Sitting Republicans whom Democrats have targeted include Sen. Jason Rapert of Conway, who is in a contest with Rep. Linda Tyler of Conway.
Rapert, owner of an investment firm and a first-term senator, drew criticism from Democrats in the 2011 session when he sponsored a resolution that proposed a constitutional convention for the purpose of amending the U.S. Constitution so that the debt ceiling could not be raised without approval of the states.
Tyler, owner of a frozen yogurt store and a second-term House member, drew criticism from Republicans during the same session when several bills that proposed restrictions on abortion were squelched in the House Public Health, Welfare and Labor Committee, which she chaired.
Bond said Tyler has a strong record as a responsible legislator and businesswoman, while Rapert “has proved himself to be kind of on the extreme of the Republican Party.”
Rapert said Bond “should apologize for using that kind of inflammatory rhetoric.”
“The face of the matter is, when was the last time that a guy that wants to create new jobs, who is pro-life, who opens a business in Conway, invests in Conway, who has been endorsed by the NRA and stands up for traditional values, when has that been extreme in Arkansas?” Rapert said.
Webb said GOP polling shows that Rapert has “a commanding lead” in the district. He said Tyler’s record as chairman of the Public Health Committee has earned her a reputation as “one of the most liberal legislators in the Arkansas Legislature.”
Tyler said she really does have “a pretty conservative voting record.”
Democrats also have targeted Sen. Bruce Holland, R-Greenwood, for defeat. Holland, a cattle rancher and first-term senator, is in a contest with Rep. Tracy Pennartz, D-Fort Smith, who owns a health care consulting firm and is term-limited in the House after serving three terms there.

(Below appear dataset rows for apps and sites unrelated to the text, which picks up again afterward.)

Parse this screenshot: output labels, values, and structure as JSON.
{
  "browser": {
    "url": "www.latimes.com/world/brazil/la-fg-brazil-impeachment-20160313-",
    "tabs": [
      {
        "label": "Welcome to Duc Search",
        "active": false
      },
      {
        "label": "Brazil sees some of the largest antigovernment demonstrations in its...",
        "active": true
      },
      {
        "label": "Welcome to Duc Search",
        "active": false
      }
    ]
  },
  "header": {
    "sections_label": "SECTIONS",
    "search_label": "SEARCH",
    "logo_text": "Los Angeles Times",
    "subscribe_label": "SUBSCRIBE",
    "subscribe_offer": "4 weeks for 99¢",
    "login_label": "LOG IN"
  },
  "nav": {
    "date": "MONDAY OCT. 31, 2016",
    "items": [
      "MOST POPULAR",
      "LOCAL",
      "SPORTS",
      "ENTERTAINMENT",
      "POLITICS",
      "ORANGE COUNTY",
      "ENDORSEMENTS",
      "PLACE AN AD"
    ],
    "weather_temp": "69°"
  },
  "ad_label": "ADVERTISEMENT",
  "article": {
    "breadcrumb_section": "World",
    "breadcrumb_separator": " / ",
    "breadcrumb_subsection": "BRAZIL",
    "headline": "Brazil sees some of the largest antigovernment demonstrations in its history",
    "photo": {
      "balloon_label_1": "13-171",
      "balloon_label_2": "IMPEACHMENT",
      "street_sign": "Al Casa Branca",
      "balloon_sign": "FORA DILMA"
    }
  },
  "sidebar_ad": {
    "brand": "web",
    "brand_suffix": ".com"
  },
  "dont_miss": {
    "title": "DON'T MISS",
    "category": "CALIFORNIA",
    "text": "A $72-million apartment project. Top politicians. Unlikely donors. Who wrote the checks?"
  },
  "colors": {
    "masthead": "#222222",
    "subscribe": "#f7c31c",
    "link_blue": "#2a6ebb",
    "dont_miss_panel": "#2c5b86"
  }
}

“We think there’s a great contrast there between those two candidates,” Bond said. “Tracy has a great record as a lawmaker, of course. Bruce Holland has a record for having problems with the law and fleeing police.”
Holland pleaded no contest in February to charges of fleeing, careless driving and improper passing in connection with a January 2011 incident in which authorities said he led officers on a high-speed chase through Perry and Yell counties.
Webb said the fleeing incident will not be the issue that decides the race.
“I think people are interested in jobs and the economy and taxation,” he said.
Also drawing attention is a race between Searcy Police Chief Kyle Osborne, a Democrat, and first-term Rep. Mark Biviano, R-Searcy, who sells real estate and serves as policy committee chairman for the Republican House Caucus.
In May 2011, a woman reported to Little Rock police that she was the victim of a hit-and-run accident involving Biviano. Biviano said at the time that after the accident he exchanged insurance information with the woman and then left, thinking the matter had been taken care of. No charges were filed.
Neither Biviano nor Osborne returned calls seeking comment.
Former Democratic lawmaker John Paul Capps of Searcy, who served 18 terms in the state House, including one term as speaker, and four terms in the Senate, said the Biviano-Osborne race appears to be centered around taxes, with Biviano touting his signing of a no-tax pledge and Osborne arguing that taxes should not be eliminated as a possible tool.
“Usually the incumbent is favored, but I think this is going to be very close,” Capps said.
Although Beebe is not on the ballot, Democrats are invoking his name frequently on the campaign trail.
“Arkansans know that the state has done incredibly well under the leadership of Gov. Beebe, and I don’t think they want to pit Beebe against a Republican-held House and Senate,” Bond said. “We want to continue that progress.”
Republicans frequently mention Obama. Webb said Beebe’s refusal to fight the federal health care overhaul, steps taken by Beebe and the Legislature to implement a federally mandated health insurance exchange and Beebe’s support for expanding Medicaid under the federal health care law have made Obama and Obamacare legitimate state issues on which Republicans can campaign.